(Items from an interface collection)
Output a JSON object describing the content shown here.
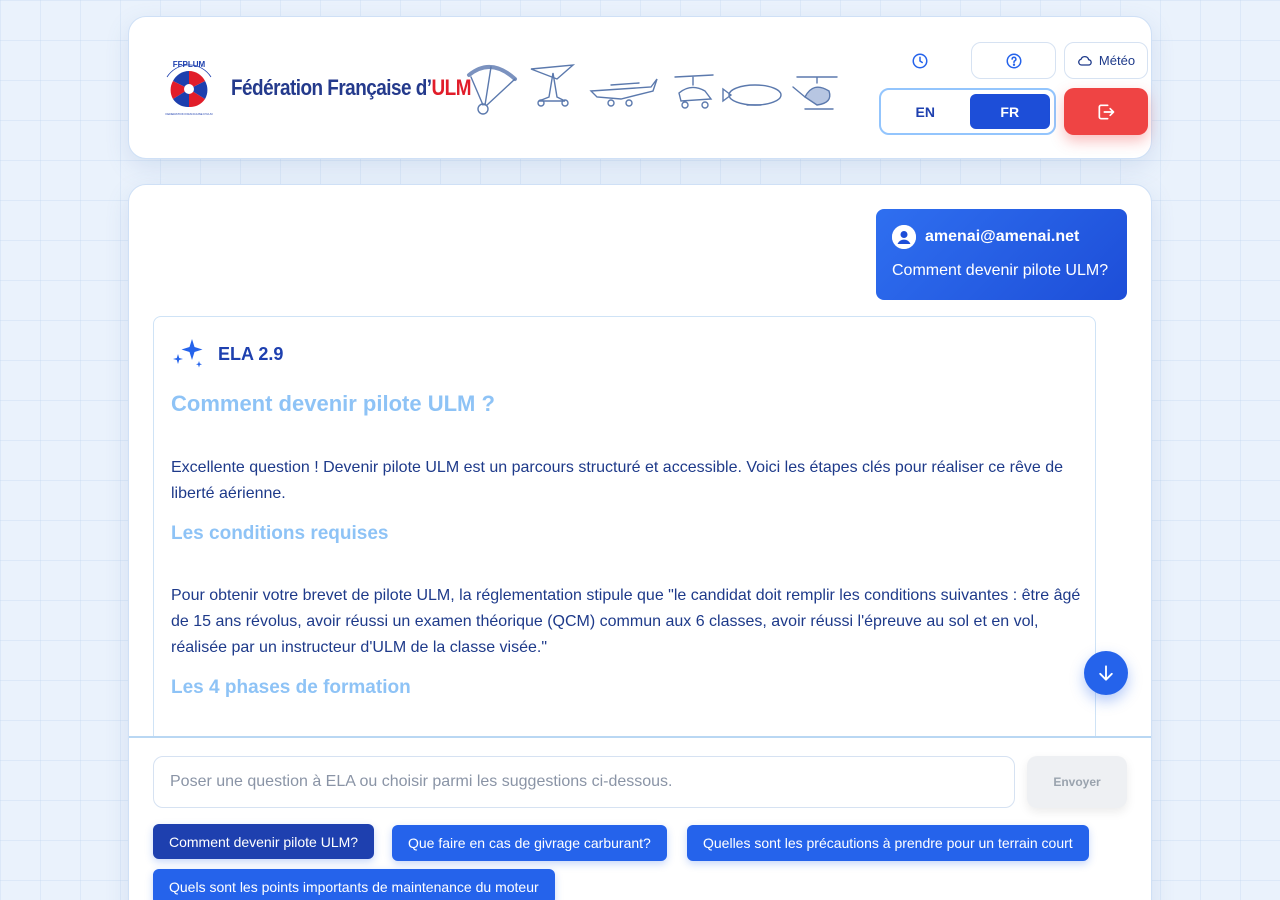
{
  "header": {
    "brand": {
      "name_prefix": "Fédération Française d’",
      "name_accent": "ULM",
      "logo_text": "FFPLUM",
      "logo_sub": "FEDERATION FRANCAISE D'ULM"
    },
    "aircraft_icons": [
      "paramotor-icon",
      "pendulaire-icon",
      "multiaxe-icon",
      "autogire-icon",
      "aerostat-icon",
      "helicoptere-icon"
    ],
    "buttons": {
      "history": "clock-icon",
      "help": "help-icon",
      "meteo": "Météo",
      "logout": "logout-icon"
    },
    "languages": {
      "en": "EN",
      "fr": "FR",
      "selected": "FR"
    }
  },
  "chat": {
    "user_message": {
      "email": "amenai@amenai.net",
      "text": "Comment devenir pilote ULM?"
    },
    "assistant": {
      "name": "ELA 2.9",
      "heading": "Comment devenir pilote ULM ?",
      "intro": "Excellente question ! Devenir pilote ULM est un parcours structuré et accessible. Voici les étapes clés pour réaliser ce rêve de liberté aérienne.",
      "section1_title": "Les conditions requises",
      "section1_text": "Pour obtenir votre brevet de pilote ULM, la réglementation stipule que \"le candidat doit remplir les conditions suivantes : être âgé de 15 ans révolus, avoir réussi un examen théorique (QCM) commun aux 6 classes, avoir réussi l'épreuve au sol et en vol, réalisée par un instructeur d'ULM de la classe visée.\"",
      "section2_title": "Les 4 phases de formation"
    }
  },
  "composer": {
    "placeholder": "Poser une question à ELA ou choisir parmi les suggestions ci-dessous.",
    "send_label": "Envoyer",
    "suggestions": [
      "Comment devenir pilote ULM?",
      "Que faire en cas de givrage carburant?",
      "Quelles sont les précautions à prendre pour un terrain court",
      "Quels sont les points importants de maintenance du moteur"
    ]
  },
  "colors": {
    "primary": "#2563eb",
    "danger": "#ef4444",
    "heading_light": "#8ec3f6",
    "text": "#1e3a8a"
  }
}
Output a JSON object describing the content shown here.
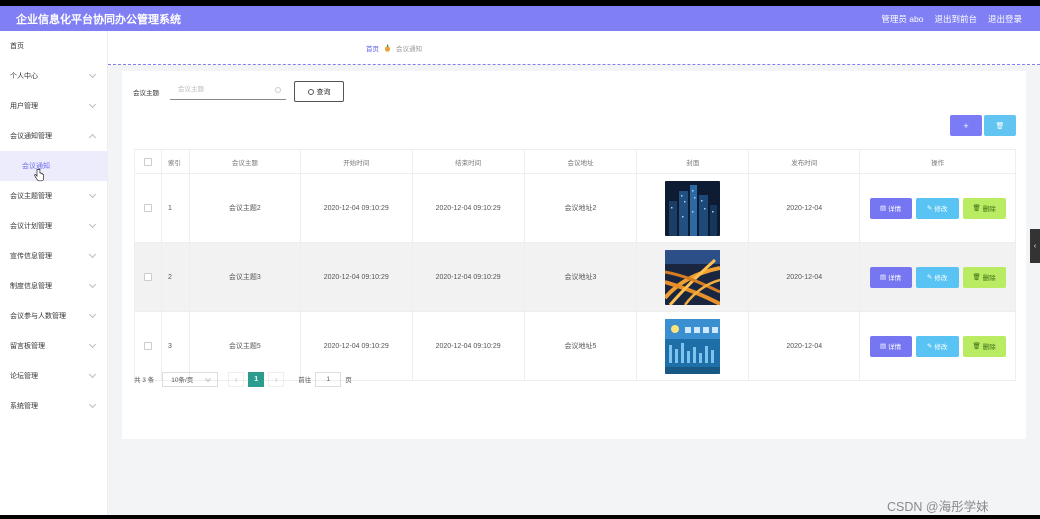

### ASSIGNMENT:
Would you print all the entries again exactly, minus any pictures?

### RESPONSE FOR THIS EXERCISE:
Output a JSON object describing the content shown here.
{
  "header": {
    "brand": {
      "name_prefix": "Fédération Française d’",
      "name_accent": "ULM",
      "logo_text": "FFPLUM",
      "logo_sub": "FEDERATION FRANCAISE D'ULM"
    },
    "aircraft_icons": [
      "paramotor-icon",
      "pendulaire-icon",
      "multiaxe-icon",
      "autogire-icon",
      "aerostat-icon",
      "helicoptere-icon"
    ],
    "buttons": {
      "history": "clock-icon",
      "help": "help-icon",
      "meteo": "Météo",
      "logout": "logout-icon"
    },
    "languages": {
      "en": "EN",
      "fr": "FR",
      "selected": "FR"
    }
  },
  "chat": {
    "user_message": {
      "email": "amenai@amenai.net",
      "text": "Comment devenir pilote ULM?"
    },
    "assistant": {
      "name": "ELA 2.9",
      "heading": "Comment devenir pilote ULM ?",
      "intro": "Excellente question ! Devenir pilote ULM est un parcours structuré et accessible. Voici les étapes clés pour réaliser ce rêve de liberté aérienne.",
      "section1_title": "Les conditions requises",
      "section1_text": "Pour obtenir votre brevet de pilote ULM, la réglementation stipule que \"le candidat doit remplir les conditions suivantes : être âgé de 15 ans révolus, avoir réussi un examen théorique (QCM) commun aux 6 classes, avoir réussi l'épreuve au sol et en vol, réalisée par un instructeur d'ULM de la classe visée.\"",
      "section2_title": "Les 4 phases de formation"
    }
  },
  "composer": {
    "placeholder": "Poser une question à ELA ou choisir parmi les suggestions ci-dessous.",
    "send_label": "Envoyer",
    "suggestions": [
      "Comment devenir pilote ULM?",
      "Que faire en cas de givrage carburant?",
      "Quelles sont les précautions à prendre pour un terrain court",
      "Quels sont les points importants de maintenance du moteur"
    ]
  },
  "colors": {
    "primary": "#2563eb",
    "danger": "#ef4444",
    "heading_light": "#8ec3f6",
    "text": "#1e3a8a"
  }
}
Output a JSON object describing the content shown here.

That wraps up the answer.